More than 100,000 Indian soldiers, most of them hailing from the Panjab, fought in Great Britain's army on the battlefields of Belgium and northern France during the Great War of 1914–18, also known as World War I. Along the vast system of trenches criss-crossing Flanders and the Champagne region they were witness to how nations that understood and defined themselves as the most civilized ones of the world waged the most barbaric war that had hitherto been fought on the European continent if not worldwide. However, by far the largest numbers of Indian soldiers, namely more than 600,000, were sent to Mesopotamia to attack and ultimately invade the Ottoman Empire's eastern provinces, which later came to form Iraq. Furthermore, since the ‘Western powers’ regarded the Ottoman Empire to be an ‘Oriental’ state, which was by definition (again according to Western understanding) a despotic regime and for that reason not a part of the world of civilized nations, military campaigns in the ‘East’ did not receive the same attention as did the west-European theatres of war, even though warfare in the former was as gruesome as in the latter.
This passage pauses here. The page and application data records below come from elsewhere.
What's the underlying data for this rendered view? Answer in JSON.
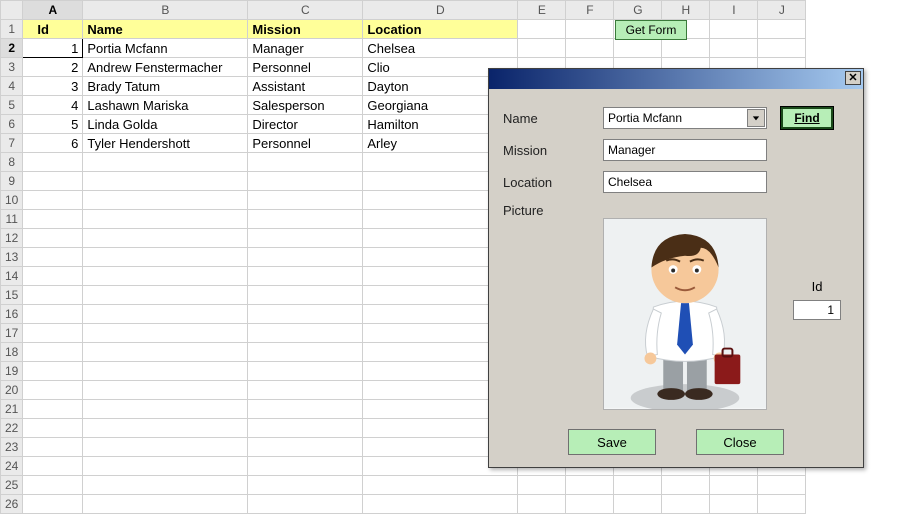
{
  "columns": [
    "A",
    "B",
    "C",
    "D",
    "E",
    "F",
    "G",
    "H",
    "I",
    "J"
  ],
  "headers": {
    "id": "Id",
    "name": "Name",
    "mission": "Mission",
    "location": "Location"
  },
  "rows": [
    {
      "id": "1",
      "name": "Portia Mcfann",
      "mission": "Manager",
      "location": "Chelsea"
    },
    {
      "id": "2",
      "name": "Andrew Fenstermacher",
      "mission": "Personnel",
      "location": "Clio"
    },
    {
      "id": "3",
      "name": "Brady Tatum",
      "mission": "Assistant",
      "location": "Dayton"
    },
    {
      "id": "4",
      "name": "Lashawn Mariska",
      "mission": "Salesperson",
      "location": "Georgiana"
    },
    {
      "id": "5",
      "name": "Linda Golda",
      "mission": "Director",
      "location": "Hamilton"
    },
    {
      "id": "6",
      "name": "Tyler Hendershott",
      "mission": "Personnel",
      "location": "Arley"
    }
  ],
  "total_rows": 26,
  "selected_row": 2,
  "button": {
    "get_form": "Get Form"
  },
  "dialog": {
    "labels": {
      "name": "Name",
      "mission": "Mission",
      "location": "Location",
      "picture": "Picture",
      "id": "Id"
    },
    "fields": {
      "name": "Portia Mcfann",
      "mission": "Manager",
      "location": "Chelsea",
      "id": "1"
    },
    "buttons": {
      "find": "Find",
      "save": "Save",
      "close": "Close"
    }
  }
}
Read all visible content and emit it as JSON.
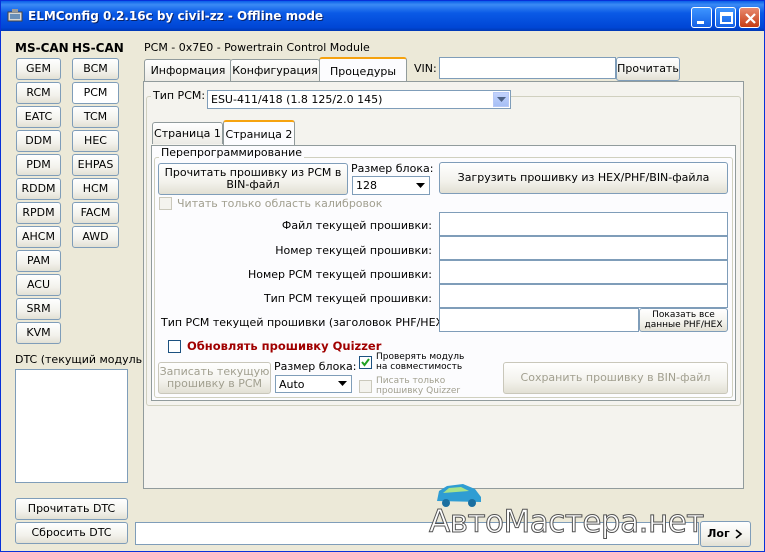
{
  "window": {
    "title": "ELMConfig 0.2.16c by civil-zz - Offline mode"
  },
  "sidebar": {
    "ms_can_header": "MS-CAN",
    "hs_can_header": "HS-CAN",
    "ms_can_modules": [
      "GEM",
      "RCM",
      "EATC",
      "DDM",
      "PDM",
      "RDDM",
      "RPDM",
      "AHCM",
      "PAM",
      "ACU",
      "SRM",
      "KVM"
    ],
    "hs_can_modules": [
      "BCM",
      "PCM",
      "TCM",
      "HEC",
      "EHPAS",
      "HCM",
      "FACM",
      "AWD"
    ],
    "selected_module": "PCM",
    "dtc_label": "DTC (текущий модуль):",
    "read_dtc": "Прочитать DTC",
    "clear_dtc": "Сбросить DTC"
  },
  "main": {
    "module_title": "PCM - 0x7E0 - Powertrain Control Module",
    "tabs": [
      "Информация",
      "Конфигурация",
      "Процедуры"
    ],
    "selected_tab": "Процедуры",
    "vin_label": "VIN:",
    "vin_value": "",
    "vin_read_button": "Прочитать",
    "pcm_type_label": "Тип PCM:",
    "pcm_type_value": "ESU-411/418 (1.8 125/2.0 145)",
    "subtabs": [
      "Страница 1",
      "Страница 2"
    ],
    "selected_subtab": "Страница 2",
    "reprog": {
      "group_title": "Перепрограммирование",
      "read_firmware_button": "Прочитать прошивку из PCM в BIN-файл",
      "block_size_label": "Размер блока:",
      "block_size_value": "128",
      "load_firmware_button": "Загрузить прошивку из HEX/PHF/BIN-файла",
      "read_calib_only": "Читать только область калибровок",
      "fields": [
        {
          "label": "Файл текущей прошивки:",
          "value": ""
        },
        {
          "label": "Номер текущей прошивки:",
          "value": ""
        },
        {
          "label": "Номер PCM текущей прошивки:",
          "value": ""
        },
        {
          "label": "Тип PCM текущей прошивки:",
          "value": ""
        },
        {
          "label": "Тип PCM текущей прошивки (заголовок PHF/HEX):",
          "value": ""
        }
      ],
      "show_all_button": "Показать все данные PHF/HEX",
      "update_quizzer": "Обновлять прошивку Quizzer",
      "write_firmware_button": "Записать текущую прошивку в PCM",
      "block_size2_label": "Размер блока:",
      "block_size2_value": "Auto",
      "check_compat": "Проверять модуль на совместимость",
      "write_quizzer_only": "Писать только прошивку Quizzer",
      "save_bin_button": "Сохранить прошивку в BIN-файл"
    }
  },
  "footer": {
    "status_value": "",
    "log_button": "Лог",
    "watermark": "АвтоМастера.нет"
  },
  "colors": {
    "title_bar": "#0a5ae6",
    "window_bg": "#ece9d8",
    "quizzer_red": "#a00000",
    "tab_highlight": "#f5a20f"
  }
}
Despite the disastrous warfare in Mesopotamia killing tens of thousands of Indian soldiers, it was the gruesome war in Europe which deeply influenced the Indian soldiers' perception of European powers, their ‘culture of warfare’ and, more generally, their civilizations.